• _Collected data_:
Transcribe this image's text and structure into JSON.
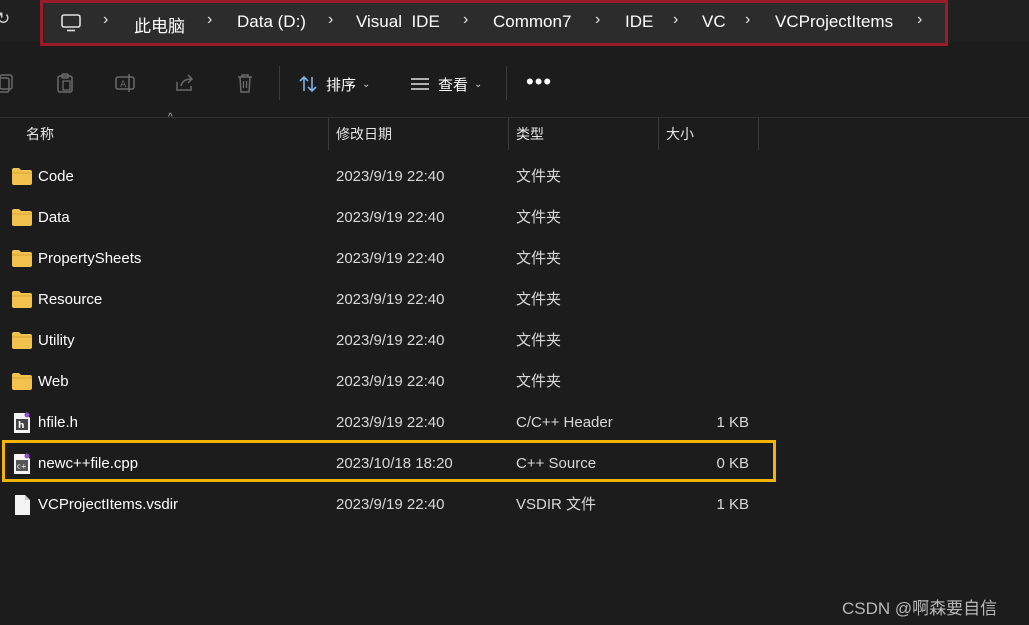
{
  "address_bar": {
    "crumbs": [
      "此电脑",
      "Data (D:)",
      "Visual  IDE",
      "Common7",
      "IDE",
      "VC",
      "VCProjectItems"
    ]
  },
  "toolbar": {
    "sort_label": "排序",
    "view_label": "查看",
    "more_label": "•••"
  },
  "columns": {
    "name": "名称",
    "date": "修改日期",
    "type": "类型",
    "size": "大小"
  },
  "files": [
    {
      "name": "Code",
      "date": "2023/9/19 22:40",
      "type": "文件夹",
      "size": "",
      "icon": "folder-icon"
    },
    {
      "name": "Data",
      "date": "2023/9/19 22:40",
      "type": "文件夹",
      "size": "",
      "icon": "folder-icon"
    },
    {
      "name": "PropertySheets",
      "date": "2023/9/19 22:40",
      "type": "文件夹",
      "size": "",
      "icon": "folder-icon"
    },
    {
      "name": "Resource",
      "date": "2023/9/19 22:40",
      "type": "文件夹",
      "size": "",
      "icon": "folder-icon"
    },
    {
      "name": "Utility",
      "date": "2023/9/19 22:40",
      "type": "文件夹",
      "size": "",
      "icon": "folder-icon"
    },
    {
      "name": "Web",
      "date": "2023/9/19 22:40",
      "type": "文件夹",
      "size": "",
      "icon": "folder-icon"
    },
    {
      "name": "hfile.h",
      "date": "2023/9/19 22:40",
      "type": "C/C++ Header",
      "size": "1 KB",
      "icon": "header-file-icon"
    },
    {
      "name": "newc++file.cpp",
      "date": "2023/10/18 18:20",
      "type": "C++ Source",
      "size": "0 KB",
      "icon": "cpp-file-icon"
    },
    {
      "name": "VCProjectItems.vsdir",
      "date": "2023/9/19 22:40",
      "type": "VSDIR 文件",
      "size": "1 KB",
      "icon": "file-icon"
    }
  ],
  "watermark": "CSDN @啊森要自信",
  "colors": {
    "background": "#1c1c1c",
    "address_highlight": "#9b1b2a",
    "row_highlight": "#f3b300",
    "folder": "#f2c14e"
  }
}
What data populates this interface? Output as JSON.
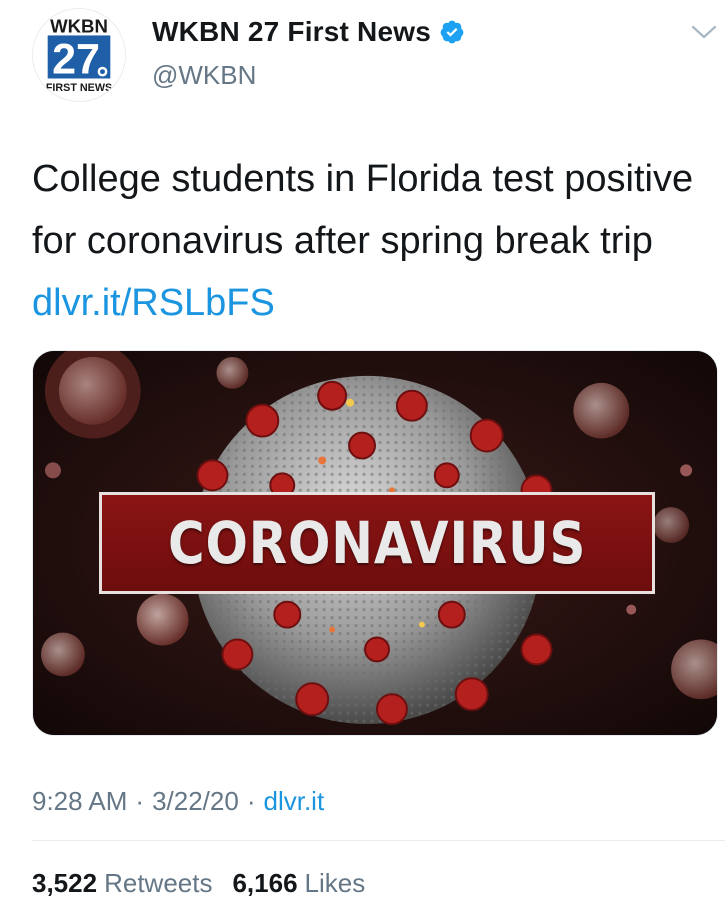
{
  "account": {
    "display_name": "WKBN 27 First News",
    "handle": "@WKBN",
    "avatar_logo": {
      "call_letters": "WKBN",
      "channel": "27",
      "tagline": "FIRST NEWS",
      "brand_color": "#1f5fa8"
    },
    "verified_icon": "verified-badge-icon"
  },
  "menu_icon": "chevron-down-icon",
  "tweet": {
    "text": "College students in Florida test positive for coronavirus after spring break trip",
    "link_text": "dlvr.it/RSLbFS",
    "link_color": "#1b95e0"
  },
  "media": {
    "banner_text": "CORONAVIRUS",
    "banner_color": "#7a1010"
  },
  "meta": {
    "time": "9:28 AM",
    "separator": "·",
    "date": "3/22/20",
    "source": "dlvr.it"
  },
  "stats": {
    "retweets_count": "3,522",
    "retweets_label": "Retweets",
    "likes_count": "6,166",
    "likes_label": "Likes"
  }
}
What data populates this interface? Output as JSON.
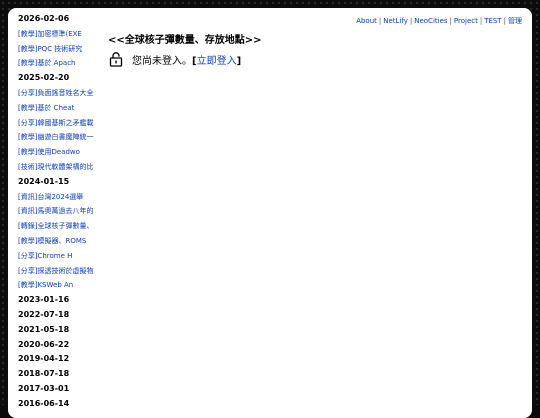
{
  "topnav": {
    "items": [
      "About",
      "NetLify",
      "NeoCities",
      "Project",
      "TEST",
      "管理"
    ],
    "separator": "|"
  },
  "heading": "<<全球核子彈數量、存放地點>>",
  "login": {
    "message": "您尚未登入。",
    "bracket_open": "[",
    "link": "立即登入",
    "bracket_close": "]"
  },
  "sidebar": {
    "groups": [
      {
        "date": "2026-02-06",
        "posts": [
          "[教學]加密標準(EXE",
          "[教學]PQC 技術研究",
          "[教學]基於 Apach"
        ]
      },
      {
        "date": "2025-02-20",
        "posts": [
          "[分享]負面謠音姓名大全",
          "[教學]基於 Cheat",
          "[分享]韓國基斯之矛艦載",
          "[教學]幽遊白書魔陣統一",
          "[教學]使用Deadwo",
          "[技術]現代軟體架構的比"
        ]
      },
      {
        "date": "2024-01-15",
        "posts": [
          "[資訊]台灣2024選舉",
          "[資訊]馬奧萬過去八年的",
          "[轉錄]全球核子彈數量、",
          "[教學]模擬器、ROMS",
          "[分享]Chrome H",
          "[分享]探透技術於虛擬物",
          "[教學]KSWeb An"
        ]
      },
      {
        "date": "2023-01-16",
        "posts": []
      },
      {
        "date": "2022-07-18",
        "posts": []
      },
      {
        "date": "2021-05-18",
        "posts": []
      },
      {
        "date": "2020-06-22",
        "posts": []
      },
      {
        "date": "2019-04-12",
        "posts": []
      },
      {
        "date": "2018-07-18",
        "posts": []
      },
      {
        "date": "2017-03-01",
        "posts": []
      },
      {
        "date": "2016-06-14",
        "posts": []
      }
    ]
  },
  "colors": {
    "link": "#0a3fbf",
    "frame": "#ffffff",
    "background": "#0c0c0c"
  },
  "icons": {
    "login": "lock-icon"
  }
}
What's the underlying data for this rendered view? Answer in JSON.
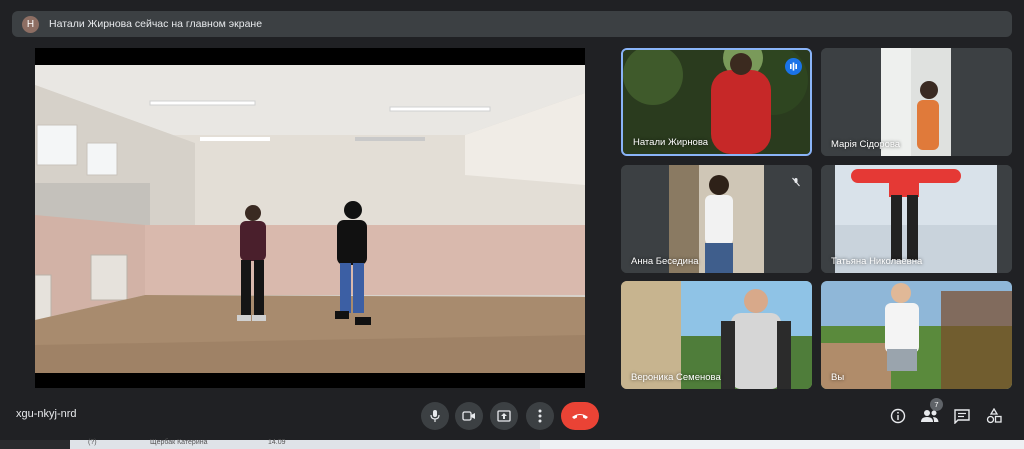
{
  "notice": {
    "avatar_letter": "Н",
    "text": "Натали Жирнова сейчас на главном экране"
  },
  "tiles": [
    {
      "name": "Натали Жирнова"
    },
    {
      "name": "Марія Сідорова"
    },
    {
      "name": "Анна Беседина"
    },
    {
      "name": "Татьяна Николаевна"
    },
    {
      "name": "Вероника Семенова"
    },
    {
      "name": "Вы"
    }
  ],
  "meeting_code": "xgu-nkyj-nrd",
  "participants_count": "7",
  "taskbar": {
    "item1": "Щербак Катерина",
    "item2": "14.09",
    "item3": "(?)"
  },
  "colors": {
    "end_call": "#ea4335",
    "active_border": "#8ab4f8",
    "bg": "#202124"
  },
  "icons": [
    "mic-icon",
    "camera-icon",
    "present-icon",
    "more-icon",
    "end-call-icon",
    "info-icon",
    "people-icon",
    "chat-icon",
    "activities-icon"
  ]
}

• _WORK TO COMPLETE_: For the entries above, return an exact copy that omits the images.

• _EXERCISE OUTPUT_:
Transcribe this image's text and structure into JSON.
{
  "address_bar": {
    "crumbs": [
      "此电脑",
      "Data (D:)",
      "Visual  IDE",
      "Common7",
      "IDE",
      "VC",
      "VCProjectItems"
    ]
  },
  "toolbar": {
    "sort_label": "排序",
    "view_label": "查看",
    "more_label": "•••"
  },
  "columns": {
    "name": "名称",
    "date": "修改日期",
    "type": "类型",
    "size": "大小"
  },
  "files": [
    {
      "name": "Code",
      "date": "2023/9/19 22:40",
      "type": "文件夹",
      "size": "",
      "icon": "folder-icon"
    },
    {
      "name": "Data",
      "date": "2023/9/19 22:40",
      "type": "文件夹",
      "size": "",
      "icon": "folder-icon"
    },
    {
      "name": "PropertySheets",
      "date": "2023/9/19 22:40",
      "type": "文件夹",
      "size": "",
      "icon": "folder-icon"
    },
    {
      "name": "Resource",
      "date": "2023/9/19 22:40",
      "type": "文件夹",
      "size": "",
      "icon": "folder-icon"
    },
    {
      "name": "Utility",
      "date": "2023/9/19 22:40",
      "type": "文件夹",
      "size": "",
      "icon": "folder-icon"
    },
    {
      "name": "Web",
      "date": "2023/9/19 22:40",
      "type": "文件夹",
      "size": "",
      "icon": "folder-icon"
    },
    {
      "name": "hfile.h",
      "date": "2023/9/19 22:40",
      "type": "C/C++ Header",
      "size": "1 KB",
      "icon": "header-file-icon"
    },
    {
      "name": "newc++file.cpp",
      "date": "2023/10/18 18:20",
      "type": "C++ Source",
      "size": "0 KB",
      "icon": "cpp-file-icon"
    },
    {
      "name": "VCProjectItems.vsdir",
      "date": "2023/9/19 22:40",
      "type": "VSDIR 文件",
      "size": "1 KB",
      "icon": "file-icon"
    }
  ],
  "watermark": "CSDN @啊森要自信",
  "colors": {
    "background": "#1c1c1c",
    "address_highlight": "#9b1b2a",
    "row_highlight": "#f3b300",
    "folder": "#f2c14e"
  }
}
What data populates this interface? Output as JSON.
{
  "account": {
    "display_name": "WKBN 27 First News",
    "handle": "@WKBN",
    "avatar_logo": {
      "call_letters": "WKBN",
      "channel": "27",
      "tagline": "FIRST NEWS",
      "brand_color": "#1f5fa8"
    },
    "verified_icon": "verified-badge-icon"
  },
  "menu_icon": "chevron-down-icon",
  "tweet": {
    "text": "College students in Florida test positive for coronavirus after spring break trip",
    "link_text": "dlvr.it/RSLbFS",
    "link_color": "#1b95e0"
  },
  "media": {
    "banner_text": "CORONAVIRUS",
    "banner_color": "#7a1010"
  },
  "meta": {
    "time": "9:28 AM",
    "separator": "·",
    "date": "3/22/20",
    "source": "dlvr.it"
  },
  "stats": {
    "retweets_count": "3,522",
    "retweets_label": "Retweets",
    "likes_count": "6,166",
    "likes_label": "Likes"
  }
}
What data populates this interface? Output as JSON.
{
  "topnav": {
    "items": [
      "About",
      "NetLify",
      "NeoCities",
      "Project",
      "TEST",
      "管理"
    ],
    "separator": "|"
  },
  "heading": "<<全球核子彈數量、存放地點>>",
  "login": {
    "message": "您尚未登入。",
    "bracket_open": "[",
    "link": "立即登入",
    "bracket_close": "]"
  },
  "sidebar": {
    "groups": [
      {
        "date": "2026-02-06",
        "posts": [
          "[教學]加密標準(EXE",
          "[教學]PQC 技術研究",
          "[教學]基於 Apach"
        ]
      },
      {
        "date": "2025-02-20",
        "posts": [
          "[分享]負面謠音姓名大全",
          "[教學]基於 Cheat",
          "[分享]韓國基斯之矛艦載",
          "[教學]幽遊白書魔陣統一",
          "[教學]使用Deadwo",
          "[技術]現代軟體架構的比"
        ]
      },
      {
        "date": "2024-01-15",
        "posts": [
          "[資訊]台灣2024選舉",
          "[資訊]馬奧萬過去八年的",
          "[轉錄]全球核子彈數量、",
          "[教學]模擬器、ROMS",
          "[分享]Chrome H",
          "[分享]探透技術於虛擬物",
          "[教學]KSWeb An"
        ]
      },
      {
        "date": "2023-01-16",
        "posts": []
      },
      {
        "date": "2022-07-18",
        "posts": []
      },
      {
        "date": "2021-05-18",
        "posts": []
      },
      {
        "date": "2020-06-22",
        "posts": []
      },
      {
        "date": "2019-04-12",
        "posts": []
      },
      {
        "date": "2018-07-18",
        "posts": []
      },
      {
        "date": "2017-03-01",
        "posts": []
      },
      {
        "date": "2016-06-14",
        "posts": []
      }
    ]
  },
  "colors": {
    "link": "#0a3fbf",
    "frame": "#ffffff",
    "background": "#0c0c0c"
  },
  "icons": {
    "login": "lock-icon"
  }
}
What's the underlying data for this rendered view? Answer in JSON.
{
  "notice": {
    "avatar_letter": "Н",
    "text": "Натали Жирнова сейчас на главном экране"
  },
  "tiles": [
    {
      "name": "Натали Жирнова"
    },
    {
      "name": "Марія Сідорова"
    },
    {
      "name": "Анна Беседина"
    },
    {
      "name": "Татьяна Николаевна"
    },
    {
      "name": "Вероника Семенова"
    },
    {
      "name": "Вы"
    }
  ],
  "meeting_code": "xgu-nkyj-nrd",
  "participants_count": "7",
  "taskbar": {
    "item1": "Щербак Катерина",
    "item2": "14.09",
    "item3": "(?)"
  },
  "colors": {
    "end_call": "#ea4335",
    "active_border": "#8ab4f8",
    "bg": "#202124"
  },
  "icons": [
    "mic-icon",
    "camera-icon",
    "present-icon",
    "more-icon",
    "end-call-icon",
    "info-icon",
    "people-icon",
    "chat-icon",
    "activities-icon"
  ]
}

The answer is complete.